(Entries from a dataset of interfaces)
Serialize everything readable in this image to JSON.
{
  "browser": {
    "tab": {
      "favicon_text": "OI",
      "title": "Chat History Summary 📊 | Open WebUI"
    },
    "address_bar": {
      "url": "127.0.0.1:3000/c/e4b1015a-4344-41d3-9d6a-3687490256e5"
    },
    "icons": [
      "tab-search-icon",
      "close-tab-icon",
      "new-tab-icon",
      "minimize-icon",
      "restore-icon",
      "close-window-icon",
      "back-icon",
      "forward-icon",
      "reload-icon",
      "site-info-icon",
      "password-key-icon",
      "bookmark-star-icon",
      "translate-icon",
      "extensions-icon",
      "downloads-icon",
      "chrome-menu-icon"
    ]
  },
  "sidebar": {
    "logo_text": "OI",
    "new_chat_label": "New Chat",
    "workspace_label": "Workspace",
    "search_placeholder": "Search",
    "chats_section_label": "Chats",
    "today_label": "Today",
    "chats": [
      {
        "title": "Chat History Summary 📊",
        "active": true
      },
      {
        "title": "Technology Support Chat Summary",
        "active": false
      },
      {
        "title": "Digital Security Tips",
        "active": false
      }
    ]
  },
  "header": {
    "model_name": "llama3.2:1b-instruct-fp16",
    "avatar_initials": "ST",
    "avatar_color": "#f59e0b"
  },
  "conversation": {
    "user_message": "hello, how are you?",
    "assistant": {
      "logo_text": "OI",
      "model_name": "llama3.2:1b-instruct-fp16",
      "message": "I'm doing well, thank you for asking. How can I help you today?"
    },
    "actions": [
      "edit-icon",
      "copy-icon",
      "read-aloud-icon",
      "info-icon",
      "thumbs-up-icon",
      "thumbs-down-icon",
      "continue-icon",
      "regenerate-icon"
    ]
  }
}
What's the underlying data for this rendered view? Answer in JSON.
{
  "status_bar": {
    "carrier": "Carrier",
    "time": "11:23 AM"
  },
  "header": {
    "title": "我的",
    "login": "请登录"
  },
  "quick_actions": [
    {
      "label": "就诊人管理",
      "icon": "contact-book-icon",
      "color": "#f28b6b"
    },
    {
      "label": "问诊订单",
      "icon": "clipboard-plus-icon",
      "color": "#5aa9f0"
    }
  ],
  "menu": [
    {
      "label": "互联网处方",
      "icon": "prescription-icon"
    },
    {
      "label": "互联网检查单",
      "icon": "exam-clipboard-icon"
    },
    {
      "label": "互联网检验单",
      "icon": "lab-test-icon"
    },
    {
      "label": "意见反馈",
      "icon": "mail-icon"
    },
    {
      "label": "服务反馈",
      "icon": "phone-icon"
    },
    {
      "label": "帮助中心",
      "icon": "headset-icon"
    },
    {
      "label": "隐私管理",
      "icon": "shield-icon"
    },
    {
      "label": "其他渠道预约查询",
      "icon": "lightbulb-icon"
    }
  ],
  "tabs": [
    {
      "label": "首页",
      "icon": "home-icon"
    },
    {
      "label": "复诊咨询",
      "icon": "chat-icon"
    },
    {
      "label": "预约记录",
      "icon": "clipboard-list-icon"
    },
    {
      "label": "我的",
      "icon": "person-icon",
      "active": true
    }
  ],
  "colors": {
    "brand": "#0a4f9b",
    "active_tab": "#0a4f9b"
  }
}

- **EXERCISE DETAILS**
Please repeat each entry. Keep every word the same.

- **TASK ANSWER**
Serialize everything readable in this image to JSON.
{
  "browser": {
    "tab": {
      "favicon_text": "OI",
      "title": "Chat History Summary 📊 | Open WebUI"
    },
    "address_bar": {
      "url": "127.0.0.1:3000/c/e4b1015a-4344-41d3-9d6a-3687490256e5"
    },
    "icons": [
      "tab-search-icon",
      "close-tab-icon",
      "new-tab-icon",
      "minimize-icon",
      "restore-icon",
      "close-window-icon",
      "back-icon",
      "forward-icon",
      "reload-icon",
      "site-info-icon",
      "password-key-icon",
      "bookmark-star-icon",
      "translate-icon",
      "extensions-icon",
      "downloads-icon",
      "chrome-menu-icon"
    ]
  },
  "sidebar": {
    "logo_text": "OI",
    "new_chat_label": "New Chat",
    "workspace_label": "Workspace",
    "search_placeholder": "Search",
    "chats_section_label": "Chats",
    "today_label": "Today",
    "chats": [
      {
        "title": "Chat History Summary 📊",
        "active": true
      },
      {
        "title": "Technology Support Chat Summary",
        "active": false
      },
      {
        "title": "Digital Security Tips",
        "active": false
      }
    ]
  },
  "header": {
    "model_name": "llama3.2:1b-instruct-fp16",
    "avatar_initials": "ST",
    "avatar_color": "#f59e0b"
  },
  "conversation": {
    "user_message": "hello, how are you?",
    "assistant": {
      "logo_text": "OI",
      "model_name": "llama3.2:1b-instruct-fp16",
      "message": "I'm doing well, thank you for asking. How can I help you today?"
    },
    "actions": [
      "edit-icon",
      "copy-icon",
      "read-aloud-icon",
      "info-icon",
      "thumbs-up-icon",
      "thumbs-down-icon",
      "continue-icon",
      "regenerate-icon"
    ]
  }
}
What's the underlying data for this rendered view? Answer in JSON.
{
  "status_bar": {
    "carrier": "Carrier",
    "time": "11:23 AM"
  },
  "header": {
    "title": "我的",
    "login": "请登录"
  },
  "quick_actions": [
    {
      "label": "就诊人管理",
      "icon": "contact-book-icon",
      "color": "#f28b6b"
    },
    {
      "label": "问诊订单",
      "icon": "clipboard-plus-icon",
      "color": "#5aa9f0"
    }
  ],
  "menu": [
    {
      "label": "互联网处方",
      "icon": "prescription-icon"
    },
    {
      "label": "互联网检查单",
      "icon": "exam-clipboard-icon"
    },
    {
      "label": "互联网检验单",
      "icon": "lab-test-icon"
    },
    {
      "label": "意见反馈",
      "icon": "mail-icon"
    },
    {
      "label": "服务反馈",
      "icon": "phone-icon"
    },
    {
      "label": "帮助中心",
      "icon": "headset-icon"
    },
    {
      "label": "隐私管理",
      "icon": "shield-icon"
    },
    {
      "label": "其他渠道预约查询",
      "icon": "lightbulb-icon"
    }
  ],
  "tabs": [
    {
      "label": "首页",
      "icon": "home-icon"
    },
    {
      "label": "复诊咨询",
      "icon": "chat-icon"
    },
    {
      "label": "预约记录",
      "icon": "clipboard-list-icon"
    },
    {
      "label": "我的",
      "icon": "person-icon",
      "active": true
    }
  ],
  "colors": {
    "brand": "#0a4f9b",
    "active_tab": "#0a4f9b"
  }
}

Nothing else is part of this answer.